Restate the records so that not a single word differs.

= Beginning of Section =

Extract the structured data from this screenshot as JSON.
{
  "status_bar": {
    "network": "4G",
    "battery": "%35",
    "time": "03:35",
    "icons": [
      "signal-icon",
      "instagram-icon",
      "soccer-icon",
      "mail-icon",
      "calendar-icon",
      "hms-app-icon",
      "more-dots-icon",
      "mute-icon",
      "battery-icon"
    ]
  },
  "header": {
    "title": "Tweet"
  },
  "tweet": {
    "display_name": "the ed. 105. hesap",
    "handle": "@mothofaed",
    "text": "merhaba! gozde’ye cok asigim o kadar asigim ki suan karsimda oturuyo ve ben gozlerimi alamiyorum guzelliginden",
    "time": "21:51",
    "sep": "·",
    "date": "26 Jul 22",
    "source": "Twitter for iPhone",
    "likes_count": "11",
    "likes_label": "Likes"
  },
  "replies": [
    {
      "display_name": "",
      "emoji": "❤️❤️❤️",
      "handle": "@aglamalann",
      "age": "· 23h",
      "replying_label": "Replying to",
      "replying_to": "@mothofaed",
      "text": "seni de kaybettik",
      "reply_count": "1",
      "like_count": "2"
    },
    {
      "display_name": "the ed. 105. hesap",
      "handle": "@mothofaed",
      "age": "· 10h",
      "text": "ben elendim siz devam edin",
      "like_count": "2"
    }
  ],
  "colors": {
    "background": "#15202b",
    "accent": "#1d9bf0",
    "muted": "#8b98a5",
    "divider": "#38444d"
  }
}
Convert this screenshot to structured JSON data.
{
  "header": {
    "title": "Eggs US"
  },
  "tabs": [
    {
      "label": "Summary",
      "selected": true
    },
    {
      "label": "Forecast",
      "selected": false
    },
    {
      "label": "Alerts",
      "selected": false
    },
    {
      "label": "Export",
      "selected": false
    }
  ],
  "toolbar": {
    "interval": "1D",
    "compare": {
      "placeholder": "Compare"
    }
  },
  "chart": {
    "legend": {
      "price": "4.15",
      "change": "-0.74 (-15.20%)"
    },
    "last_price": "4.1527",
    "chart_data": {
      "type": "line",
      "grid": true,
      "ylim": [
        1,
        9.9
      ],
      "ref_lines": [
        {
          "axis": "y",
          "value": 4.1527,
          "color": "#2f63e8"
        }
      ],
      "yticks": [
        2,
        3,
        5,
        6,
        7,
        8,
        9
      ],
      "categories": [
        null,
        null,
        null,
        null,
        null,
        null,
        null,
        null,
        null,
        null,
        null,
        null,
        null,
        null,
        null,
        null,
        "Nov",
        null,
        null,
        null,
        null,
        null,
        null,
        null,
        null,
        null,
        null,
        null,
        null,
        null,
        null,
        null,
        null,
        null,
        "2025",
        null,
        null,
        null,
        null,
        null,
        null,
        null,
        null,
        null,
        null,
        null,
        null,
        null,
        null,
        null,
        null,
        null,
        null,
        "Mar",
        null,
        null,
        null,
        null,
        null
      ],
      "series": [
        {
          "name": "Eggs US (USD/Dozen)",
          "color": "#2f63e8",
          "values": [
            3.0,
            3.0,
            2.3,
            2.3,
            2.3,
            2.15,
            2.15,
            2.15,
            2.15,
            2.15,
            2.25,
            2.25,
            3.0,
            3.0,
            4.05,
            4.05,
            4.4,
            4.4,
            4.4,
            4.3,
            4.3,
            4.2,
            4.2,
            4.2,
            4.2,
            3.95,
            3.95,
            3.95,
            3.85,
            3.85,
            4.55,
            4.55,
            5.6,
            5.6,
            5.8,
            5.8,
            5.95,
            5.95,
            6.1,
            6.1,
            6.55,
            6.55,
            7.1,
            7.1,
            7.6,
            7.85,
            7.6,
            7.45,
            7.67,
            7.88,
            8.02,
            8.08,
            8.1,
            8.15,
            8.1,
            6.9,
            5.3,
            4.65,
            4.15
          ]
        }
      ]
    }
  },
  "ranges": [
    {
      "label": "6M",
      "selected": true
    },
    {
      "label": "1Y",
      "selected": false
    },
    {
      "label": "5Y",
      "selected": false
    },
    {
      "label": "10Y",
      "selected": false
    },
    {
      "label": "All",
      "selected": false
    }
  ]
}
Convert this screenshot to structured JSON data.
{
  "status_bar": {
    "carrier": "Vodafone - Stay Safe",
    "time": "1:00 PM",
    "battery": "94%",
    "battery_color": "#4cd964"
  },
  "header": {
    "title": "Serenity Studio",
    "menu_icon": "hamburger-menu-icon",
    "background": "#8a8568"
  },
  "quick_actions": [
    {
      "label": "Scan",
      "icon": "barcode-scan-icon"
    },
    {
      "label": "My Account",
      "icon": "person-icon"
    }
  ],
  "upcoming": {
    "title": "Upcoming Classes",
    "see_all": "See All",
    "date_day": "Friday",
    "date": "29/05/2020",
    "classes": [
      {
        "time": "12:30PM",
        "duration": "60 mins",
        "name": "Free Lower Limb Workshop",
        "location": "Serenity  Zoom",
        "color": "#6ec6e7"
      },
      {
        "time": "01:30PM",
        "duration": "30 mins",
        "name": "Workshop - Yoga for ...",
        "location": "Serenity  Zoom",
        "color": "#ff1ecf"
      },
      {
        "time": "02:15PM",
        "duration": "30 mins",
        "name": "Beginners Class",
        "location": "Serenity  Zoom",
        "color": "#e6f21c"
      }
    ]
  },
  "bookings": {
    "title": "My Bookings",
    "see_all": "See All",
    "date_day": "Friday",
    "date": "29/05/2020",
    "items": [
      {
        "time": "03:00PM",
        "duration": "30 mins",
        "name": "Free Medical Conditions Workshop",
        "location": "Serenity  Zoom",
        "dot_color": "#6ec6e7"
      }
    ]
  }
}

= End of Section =

YOUR RESPONSE
Extract the structured data from this screenshot as JSON.
{
  "status_bar": {
    "network": "4G",
    "battery": "%35",
    "time": "03:35",
    "icons": [
      "signal-icon",
      "instagram-icon",
      "soccer-icon",
      "mail-icon",
      "calendar-icon",
      "hms-app-icon",
      "more-dots-icon",
      "mute-icon",
      "battery-icon"
    ]
  },
  "header": {
    "title": "Tweet"
  },
  "tweet": {
    "display_name": "the ed. 105. hesap",
    "handle": "@mothofaed",
    "text": "merhaba! gozde’ye cok asigim o kadar asigim ki suan karsimda oturuyo ve ben gozlerimi alamiyorum guzelliginden",
    "time": "21:51",
    "sep": "·",
    "date": "26 Jul 22",
    "source": "Twitter for iPhone",
    "likes_count": "11",
    "likes_label": "Likes"
  },
  "replies": [
    {
      "display_name": "",
      "emoji": "❤️❤️❤️",
      "handle": "@aglamalann",
      "age": "· 23h",
      "replying_label": "Replying to",
      "replying_to": "@mothofaed",
      "text": "seni de kaybettik",
      "reply_count": "1",
      "like_count": "2"
    },
    {
      "display_name": "the ed. 105. hesap",
      "handle": "@mothofaed",
      "age": "· 10h",
      "text": "ben elendim siz devam edin",
      "like_count": "2"
    }
  ],
  "colors": {
    "background": "#15202b",
    "accent": "#1d9bf0",
    "muted": "#8b98a5",
    "divider": "#38444d"
  }
}
Convert this screenshot to structured JSON data.
{
  "header": {
    "title": "Eggs US"
  },
  "tabs": [
    {
      "label": "Summary",
      "selected": true
    },
    {
      "label": "Forecast",
      "selected": false
    },
    {
      "label": "Alerts",
      "selected": false
    },
    {
      "label": "Export",
      "selected": false
    }
  ],
  "toolbar": {
    "interval": "1D",
    "compare": {
      "placeholder": "Compare"
    }
  },
  "chart": {
    "legend": {
      "price": "4.15",
      "change": "-0.74 (-15.20%)"
    },
    "last_price": "4.1527",
    "chart_data": {
      "type": "line",
      "grid": true,
      "ylim": [
        1,
        9.9
      ],
      "ref_lines": [
        {
          "axis": "y",
          "value": 4.1527,
          "color": "#2f63e8"
        }
      ],
      "yticks": [
        2,
        3,
        5,
        6,
        7,
        8,
        9
      ],
      "categories": [
        null,
        null,
        null,
        null,
        null,
        null,
        null,
        null,
        null,
        null,
        null,
        null,
        null,
        null,
        null,
        null,
        "Nov",
        null,
        null,
        null,
        null,
        null,
        null,
        null,
        null,
        null,
        null,
        null,
        null,
        null,
        null,
        null,
        null,
        null,
        "2025",
        null,
        null,
        null,
        null,
        null,
        null,
        null,
        null,
        null,
        null,
        null,
        null,
        null,
        null,
        null,
        null,
        null,
        null,
        "Mar",
        null,
        null,
        null,
        null,
        null
      ],
      "series": [
        {
          "name": "Eggs US (USD/Dozen)",
          "color": "#2f63e8",
          "values": [
            3.0,
            3.0,
            2.3,
            2.3,
            2.3,
            2.15,
            2.15,
            2.15,
            2.15,
            2.15,
            2.25,
            2.25,
            3.0,
            3.0,
            4.05,
            4.05,
            4.4,
            4.4,
            4.4,
            4.3,
            4.3,
            4.2,
            4.2,
            4.2,
            4.2,
            3.95,
            3.95,
            3.95,
            3.85,
            3.85,
            4.55,
            4.55,
            5.6,
            5.6,
            5.8,
            5.8,
            5.95,
            5.95,
            6.1,
            6.1,
            6.55,
            6.55,
            7.1,
            7.1,
            7.6,
            7.85,
            7.6,
            7.45,
            7.67,
            7.88,
            8.02,
            8.08,
            8.1,
            8.15,
            8.1,
            6.9,
            5.3,
            4.65,
            4.15
          ]
        }
      ]
    }
  },
  "ranges": [
    {
      "label": "6M",
      "selected": true
    },
    {
      "label": "1Y",
      "selected": false
    },
    {
      "label": "5Y",
      "selected": false
    },
    {
      "label": "10Y",
      "selected": false
    },
    {
      "label": "All",
      "selected": false
    }
  ]
}
Convert this screenshot to structured JSON data.
{
  "status_bar": {
    "carrier": "Vodafone - Stay Safe",
    "time": "1:00 PM",
    "battery": "94%",
    "battery_color": "#4cd964"
  },
  "header": {
    "title": "Serenity Studio",
    "menu_icon": "hamburger-menu-icon",
    "background": "#8a8568"
  },
  "quick_actions": [
    {
      "label": "Scan",
      "icon": "barcode-scan-icon"
    },
    {
      "label": "My Account",
      "icon": "person-icon"
    }
  ],
  "upcoming": {
    "title": "Upcoming Classes",
    "see_all": "See All",
    "date_day": "Friday",
    "date": "29/05/2020",
    "classes": [
      {
        "time": "12:30PM",
        "duration": "60 mins",
        "name": "Free Lower Limb Workshop",
        "location": "Serenity  Zoom",
        "color": "#6ec6e7"
      },
      {
        "time": "01:30PM",
        "duration": "30 mins",
        "name": "Workshop - Yoga for ...",
        "location": "Serenity  Zoom",
        "color": "#ff1ecf"
      },
      {
        "time": "02:15PM",
        "duration": "30 mins",
        "name": "Beginners Class",
        "location": "Serenity  Zoom",
        "color": "#e6f21c"
      }
    ]
  },
  "bookings": {
    "title": "My Bookings",
    "see_all": "See All",
    "date_day": "Friday",
    "date": "29/05/2020",
    "items": [
      {
        "time": "03:00PM",
        "duration": "30 mins",
        "name": "Free Medical Conditions Workshop",
        "location": "Serenity  Zoom",
        "dot_color": "#6ec6e7"
      }
    ]
  }
}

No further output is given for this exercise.